Earlier this month Ms Perry’s department published The 2018 International Climate Finance (ICF) results. These show the beneficial impact UK investments can have in tackling climate change and in protecting vulnerable people. The ICF has supported 47 million people to cope with the effects of climate change and has provided 17 million people with improved access to clean energy.

There is no clean energy. Every form of energy is DIRTY including all renewables.

The photo is of the foundations of a wind turbine. Imagine that on a moor with a peat bog.

turbinebldg

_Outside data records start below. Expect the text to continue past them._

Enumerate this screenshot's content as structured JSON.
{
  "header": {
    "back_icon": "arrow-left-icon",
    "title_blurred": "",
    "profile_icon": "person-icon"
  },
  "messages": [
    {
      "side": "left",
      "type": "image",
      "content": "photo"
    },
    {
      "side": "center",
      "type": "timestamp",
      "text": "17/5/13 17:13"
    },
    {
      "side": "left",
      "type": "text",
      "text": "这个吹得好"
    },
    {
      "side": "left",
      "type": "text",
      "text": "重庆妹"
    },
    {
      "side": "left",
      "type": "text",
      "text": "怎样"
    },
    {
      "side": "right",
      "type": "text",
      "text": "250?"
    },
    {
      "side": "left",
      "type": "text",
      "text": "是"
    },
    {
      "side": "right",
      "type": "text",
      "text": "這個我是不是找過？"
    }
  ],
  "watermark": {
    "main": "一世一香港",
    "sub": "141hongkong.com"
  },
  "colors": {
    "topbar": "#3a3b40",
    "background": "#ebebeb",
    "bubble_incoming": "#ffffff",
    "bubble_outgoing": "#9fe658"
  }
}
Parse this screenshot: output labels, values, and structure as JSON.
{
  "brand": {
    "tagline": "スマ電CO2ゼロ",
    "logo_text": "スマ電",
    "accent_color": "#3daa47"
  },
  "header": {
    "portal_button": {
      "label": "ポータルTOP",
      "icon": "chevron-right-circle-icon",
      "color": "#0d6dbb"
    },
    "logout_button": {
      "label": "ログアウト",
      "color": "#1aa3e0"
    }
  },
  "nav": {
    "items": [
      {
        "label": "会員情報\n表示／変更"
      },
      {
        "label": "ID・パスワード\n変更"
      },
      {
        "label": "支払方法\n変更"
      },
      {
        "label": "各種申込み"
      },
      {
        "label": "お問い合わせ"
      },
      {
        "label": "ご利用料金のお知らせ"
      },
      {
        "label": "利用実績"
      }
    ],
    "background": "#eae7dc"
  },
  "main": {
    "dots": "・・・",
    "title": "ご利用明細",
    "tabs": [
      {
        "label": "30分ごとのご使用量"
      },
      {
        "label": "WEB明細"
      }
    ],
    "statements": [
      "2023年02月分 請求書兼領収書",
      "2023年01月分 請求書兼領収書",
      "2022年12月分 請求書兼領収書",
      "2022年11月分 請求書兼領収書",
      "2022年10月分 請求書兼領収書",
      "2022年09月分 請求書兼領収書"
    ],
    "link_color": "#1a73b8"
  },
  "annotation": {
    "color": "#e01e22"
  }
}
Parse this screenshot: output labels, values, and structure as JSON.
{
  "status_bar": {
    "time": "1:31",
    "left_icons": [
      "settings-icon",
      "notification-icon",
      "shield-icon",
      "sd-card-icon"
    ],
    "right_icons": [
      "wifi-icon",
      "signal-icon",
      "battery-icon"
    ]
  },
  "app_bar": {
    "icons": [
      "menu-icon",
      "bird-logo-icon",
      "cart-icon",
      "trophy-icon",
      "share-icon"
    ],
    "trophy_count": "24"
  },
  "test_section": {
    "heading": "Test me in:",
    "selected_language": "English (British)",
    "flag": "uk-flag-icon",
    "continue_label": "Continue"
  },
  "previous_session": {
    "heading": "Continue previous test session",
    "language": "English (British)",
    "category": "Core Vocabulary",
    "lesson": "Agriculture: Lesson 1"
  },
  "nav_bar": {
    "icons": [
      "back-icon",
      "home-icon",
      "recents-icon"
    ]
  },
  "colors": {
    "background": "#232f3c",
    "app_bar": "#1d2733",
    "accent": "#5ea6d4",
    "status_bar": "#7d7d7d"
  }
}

There is a contradiction here. We have done wonders elsewhere in the world but we appear to be taking a backward step with our responsibilities on home soil.

Liz Hutchins, Friends of the Earth’s Director of Campaigns

This leaflet from FoE had to be withdrawn after complaints to the ASA in Jan 2017 for unsubstantiated claims. Craig Bennett could not answer the complaints with a TV interviewer. Why should we listen to FoE when they have consistently misrepresented fracking?

foe-leaflet-cover

said it had taken seven years for the Fracking industry to reach the point it had, during which time Renewable Energy sources had gone from supplying one tenth of the UK’s electricity to a third.

As electricity is a fraction of energy usage , that is still less than 10 %. The chart below shows how little energy was renewable up to 2014. Even if you scale it up 5 times it is still minimal. Looking at the chart reminds me I need to go to Specsavers

energyuseUK - wheressolar

 

We have urgent problems to tackle, as highlighted by Pope Francis in his Encyclical, Laudato Si.

 

The pope said nothing about fracking. Repeat 100x

Much of what he says is spot on and is a call for environmental responsibility

Fossil fuels must stay in the ground

Who says so?

What would we do for energy, medicines, and many plastic items without them?

A good exercise is to spend a day not using anything dependent on fossil fuels. For a start we could not use tap water as that is made safe by chlorine from Ineos’ Runcorn plant. Bicycles are out too

That is a misrepresentation of the the UCL paper which claimed reasonably the 80% of coal needs to be left in the ground, 50% of gas and 33% of oil. That gives a very different picture.

Too often activists make this false claim, but #keepitinthe ground  is more important than truthfulness. It does not help over-stating things when the original warning was clear enough

 

 

and we need to stop our binge on single use plastic as soon as possible

Wonderful virtue signalling! The process of getting rid of single use plastic has been going on for years, starting with charging for plastic bags. It seems to be happening without eco-activists!!

The over- and wrong use of plastics is only one of the issues we face today.

 

…. or the future is very bleak for our grandchildren and their children.

sometimes I think Green Christians have taken over from the men in sandwich boards proclaiming “The end of the world is nigh”

This article is like an incredibly bad and confused sermon from a weak theology student!!! as one person commented

“Just read the article. It is an unstructured rant.”

 

Why was it published in Faith and Justice Newsletter and Independent Catholic News? Surely it is counter=productive/

To deal with the seriousness of all environmental issues we need a much more informed and rational level of discourse – and take heed of St Augustine

Augsutine

and realise  that many  will only respond to a nudge to help them change one thing rather than an apocalyptic rant. When they find the flaws they’ll reject the lot.

This kind of apocalyptic scaremongering is both childish and counter-productive

Sadly it is the common ground of far too many Christian environmentalists at present. This applies to all denominations whether Roman Catholics, Anglicans or non-conformists. Anglicans in Lancashire are similarly ill-informed and apocalyptic

To end with some humour

https://babylonbee.com/news/pope-apologizes-for-catholic-churchs-carbon-emissions-from-burning-heretics-at-stake/

 

In the newly released parish resource film Global Healing Bishop John Arnold is asking us to take practical action in many different ways including nagging our politicians.

See: www.ourcommonhome.co.uk/practical-response [12min 40sec]

and www.ourcommonhome.co.uk/